Replacing your Enterprise Resource Planning (ERP) system will be a significant project. There’s no getting around it, though the process has gotten a great deal easier and faster with the advent of modern, cloud-based ERP solutions like Acumatica. With that in mind, here are five steps for success with an ERP replacement strategy.
1) Undergoing the preliminaries
The first step is to realize you need to replace your ERP. You’ll know when it is time for a new ERP when your current system doesn’t do what it once did or cannot expand as needed. Staff will let it be known in various ways that using the current system makes it difficult to do their jobs. Users will be improvising workarounds and will resort to spreadsheets to cover what your legacy ERP does not provide. The “bending over backward” to complete tasks exposes software limitations and will, by definition negatively affect time-sensitive customer requests.
You’ve grown out of your software. You probably already know this for a long time, but didn’t want to face the issue. However, you might want to see this as a great indicator of your business being on the right track. If you didn’t feel constrained by your ERP, that would mean your company has been static for years.
Then, you need to do a quick assessment about whether the replacement project is worthwhile. You’ll have to pencil out Return on Investment (ROI) and related business factors. It shouldn’t be that hard. Your outdated software is not cost effective and is causing you to instead lose money. Now, your company is at a competitive disadvantage. Learn more about how much ERP costs.
2) Getting buy-in from all stakeholders
A new ERP represents a major commitment, one that will affect nearly everyone in the business over a long period of time. Buy-in from stakeholders is therefore absolutely essential. These include people from IT, finance, accounting operations, project management, customer service, sales and marketing and production operations. In some cases, engineering may also want to have a voice in the decision. Key decision makers need reasons why the company should spend money and agree to some “downtime” while implementing the new system, training staff and getting up to speed.
3) Choosing a solution provider and implementation partner
It can be hard to know where to start. Do you figure out the system you want and then find an implementation partner? Or, is it better to do the other way around. There is no correct answer, but in our experience, it helps to have a trusted implementation partner on board at least during, if not before, the solution selection process. The software vendor wants to sell software. That’s normal. However, they probably won’t understand the nuances of your business as well as a partner can.
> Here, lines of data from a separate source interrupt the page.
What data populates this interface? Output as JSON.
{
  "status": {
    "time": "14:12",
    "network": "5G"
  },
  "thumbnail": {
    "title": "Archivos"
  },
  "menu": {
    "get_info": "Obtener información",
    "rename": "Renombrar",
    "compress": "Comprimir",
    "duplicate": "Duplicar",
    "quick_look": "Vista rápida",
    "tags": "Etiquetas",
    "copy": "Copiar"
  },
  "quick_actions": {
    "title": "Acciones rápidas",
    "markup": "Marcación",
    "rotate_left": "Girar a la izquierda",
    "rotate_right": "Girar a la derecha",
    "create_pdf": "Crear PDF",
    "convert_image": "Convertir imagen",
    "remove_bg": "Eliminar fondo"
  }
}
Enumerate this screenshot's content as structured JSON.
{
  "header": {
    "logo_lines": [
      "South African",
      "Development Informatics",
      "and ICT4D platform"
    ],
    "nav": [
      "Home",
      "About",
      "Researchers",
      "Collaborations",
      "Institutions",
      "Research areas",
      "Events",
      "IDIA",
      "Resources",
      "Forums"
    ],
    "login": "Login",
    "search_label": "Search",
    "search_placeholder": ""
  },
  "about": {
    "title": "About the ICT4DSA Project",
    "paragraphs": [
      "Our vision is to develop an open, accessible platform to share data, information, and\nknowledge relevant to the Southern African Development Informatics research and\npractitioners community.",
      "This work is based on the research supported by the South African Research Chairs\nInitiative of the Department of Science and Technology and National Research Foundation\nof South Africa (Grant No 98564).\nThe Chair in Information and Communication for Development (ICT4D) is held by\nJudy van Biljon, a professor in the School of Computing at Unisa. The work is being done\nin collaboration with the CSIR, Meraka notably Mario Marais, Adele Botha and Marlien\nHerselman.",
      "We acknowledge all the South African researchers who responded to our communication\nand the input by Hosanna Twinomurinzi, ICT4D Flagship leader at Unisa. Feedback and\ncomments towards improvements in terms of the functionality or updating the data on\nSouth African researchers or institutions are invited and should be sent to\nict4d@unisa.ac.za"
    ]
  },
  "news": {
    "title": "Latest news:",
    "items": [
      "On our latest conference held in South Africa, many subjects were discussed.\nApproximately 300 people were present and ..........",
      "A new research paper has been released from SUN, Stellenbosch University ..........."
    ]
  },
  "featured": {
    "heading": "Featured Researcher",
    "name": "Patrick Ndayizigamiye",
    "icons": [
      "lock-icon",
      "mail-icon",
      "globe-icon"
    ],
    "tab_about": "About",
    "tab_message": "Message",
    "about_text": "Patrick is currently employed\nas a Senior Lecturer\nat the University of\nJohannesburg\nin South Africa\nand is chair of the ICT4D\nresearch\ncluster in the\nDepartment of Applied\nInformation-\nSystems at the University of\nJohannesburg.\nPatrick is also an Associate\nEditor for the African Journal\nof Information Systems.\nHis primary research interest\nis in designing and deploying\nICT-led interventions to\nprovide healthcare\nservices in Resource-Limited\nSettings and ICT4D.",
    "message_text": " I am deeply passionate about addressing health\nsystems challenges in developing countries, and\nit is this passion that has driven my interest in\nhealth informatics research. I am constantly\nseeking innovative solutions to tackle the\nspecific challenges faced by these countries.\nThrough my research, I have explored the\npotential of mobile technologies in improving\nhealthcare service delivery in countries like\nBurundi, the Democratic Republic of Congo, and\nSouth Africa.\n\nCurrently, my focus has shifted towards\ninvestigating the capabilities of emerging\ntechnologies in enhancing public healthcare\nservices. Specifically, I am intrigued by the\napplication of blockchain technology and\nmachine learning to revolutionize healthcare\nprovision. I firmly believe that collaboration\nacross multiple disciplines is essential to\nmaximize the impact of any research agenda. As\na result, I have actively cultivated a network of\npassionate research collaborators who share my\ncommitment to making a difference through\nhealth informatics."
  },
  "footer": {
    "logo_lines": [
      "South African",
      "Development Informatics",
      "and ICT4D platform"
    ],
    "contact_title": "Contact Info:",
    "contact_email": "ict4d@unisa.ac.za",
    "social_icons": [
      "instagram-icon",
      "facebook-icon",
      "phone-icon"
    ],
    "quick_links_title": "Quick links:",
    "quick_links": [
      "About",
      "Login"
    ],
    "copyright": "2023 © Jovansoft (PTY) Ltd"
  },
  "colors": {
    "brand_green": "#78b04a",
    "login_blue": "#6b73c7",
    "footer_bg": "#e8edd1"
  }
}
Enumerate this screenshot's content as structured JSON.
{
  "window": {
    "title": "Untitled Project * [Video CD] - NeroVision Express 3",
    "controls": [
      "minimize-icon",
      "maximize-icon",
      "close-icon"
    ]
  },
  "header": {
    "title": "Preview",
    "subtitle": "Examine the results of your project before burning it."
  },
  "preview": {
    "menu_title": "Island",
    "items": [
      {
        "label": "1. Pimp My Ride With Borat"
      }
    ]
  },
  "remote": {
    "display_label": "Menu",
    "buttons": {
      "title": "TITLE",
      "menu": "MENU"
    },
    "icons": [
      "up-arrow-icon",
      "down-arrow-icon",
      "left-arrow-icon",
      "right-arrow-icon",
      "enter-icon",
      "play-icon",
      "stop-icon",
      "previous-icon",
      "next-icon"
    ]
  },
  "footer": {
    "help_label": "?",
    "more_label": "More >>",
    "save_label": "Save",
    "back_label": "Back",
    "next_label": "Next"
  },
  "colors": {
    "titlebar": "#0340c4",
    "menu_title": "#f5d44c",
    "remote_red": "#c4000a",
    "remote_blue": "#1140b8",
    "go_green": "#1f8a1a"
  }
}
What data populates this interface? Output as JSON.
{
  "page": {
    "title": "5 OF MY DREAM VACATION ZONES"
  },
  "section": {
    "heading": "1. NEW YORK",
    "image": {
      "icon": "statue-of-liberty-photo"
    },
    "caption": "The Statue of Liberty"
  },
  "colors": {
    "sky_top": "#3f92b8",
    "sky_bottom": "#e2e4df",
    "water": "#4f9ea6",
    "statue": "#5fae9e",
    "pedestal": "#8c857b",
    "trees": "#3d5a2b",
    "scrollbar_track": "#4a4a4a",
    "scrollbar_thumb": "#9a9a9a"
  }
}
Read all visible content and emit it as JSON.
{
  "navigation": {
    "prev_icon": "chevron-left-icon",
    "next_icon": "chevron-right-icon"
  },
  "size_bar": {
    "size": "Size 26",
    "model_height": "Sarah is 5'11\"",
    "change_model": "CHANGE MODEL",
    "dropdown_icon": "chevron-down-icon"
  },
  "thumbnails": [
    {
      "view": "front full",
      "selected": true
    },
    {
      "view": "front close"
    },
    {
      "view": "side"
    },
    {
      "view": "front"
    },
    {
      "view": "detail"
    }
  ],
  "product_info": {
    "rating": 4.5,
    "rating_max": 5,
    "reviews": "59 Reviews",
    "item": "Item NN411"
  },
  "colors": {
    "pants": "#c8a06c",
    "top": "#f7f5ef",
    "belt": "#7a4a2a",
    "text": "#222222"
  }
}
Your employees need to be part of the selection process, too, identifying preferred functionality and highlighting what is not working with the old system. Your company needs to delineate and project what may change as well as what needs may become apparent with the natural evolution of your core business and possible new ventures. The software must be easy and intuitive. It must be able to support many users. It must address the challenges that brought you to “test drive” a new ERP.
Next, narrow down a preferred list of ERP candidates from research and requests for proposal (RFPs). Meet with these companies and carefully evaluate their ERP software demos so you can make a short list. Support is key. Your system developer and implementation partner must also be “best in show.”
4) Acquiring and implementing
If you have done your research and worked closely with the right partner, the process of acquiring and implementing the ERP should be relatively smooth. There will always be issues, of course. However, hopefully you and your partner have anticipated the most serious of them. Change is difficult, though stress can be mitigated with proactive discussions. Planning and training are also critical for success. They should be line items in the process of bringing the project in on time and budget.
You should have already set expectations regarding the ERP software roll-out and discussed the process with relevant employees. That way, no one will experience any surprises. Track everything. Be clear and give users the latitude to know that there are no “irrelevant” questions. All who will use the software need to feel comfortable. Now is the time for “over communication” and clarity.
5) Making the most of the time after the “Go Live”
The “Go Live” moment feels good. It’s been a long road, but now the company has the right tools to work efficiently and grow. New technology is constantly evolving, yet hopefully with strategic planning and a good relationship with your vendor, good choices will be proven successful. Flexibility, an open mind and ease of the planned switch to the best ERP software for your company will pay off in human and financial dividends. This isn’t the time to rest, though. While you may no longer be in a high-stress state, you should get to work right after go live to think about optimizing workflows on the new ERP, adding modules and the like.
We have a long track record of advising companies like yours on replacing their ERP solutions. To learn more, contact us for a free consultation.
Learn More in Our ERP Selection and Implementation Guide
How can you maximize the benefits of ERP while minimizing the risks? Find out in “Navigating ERP Selection and Implementation: A 5-Step Process.” In this white paper, two ERP industry veterans share their decades of ERP implementation experience and reveal the practices that successful implementations all have in common, such as:
- Setting the project up for success before you even start looking at vendors.
- Putting together the right team.
- Selecting the best system for your company.
- Remembering key post-implementation issues.
Don’t miss this chance to get expert guidance for your ERP selection and implementation process. Download the ERP selection and implementation guide now.
Learn more in our ERP Software Comparison Report: Compare 14 Providers.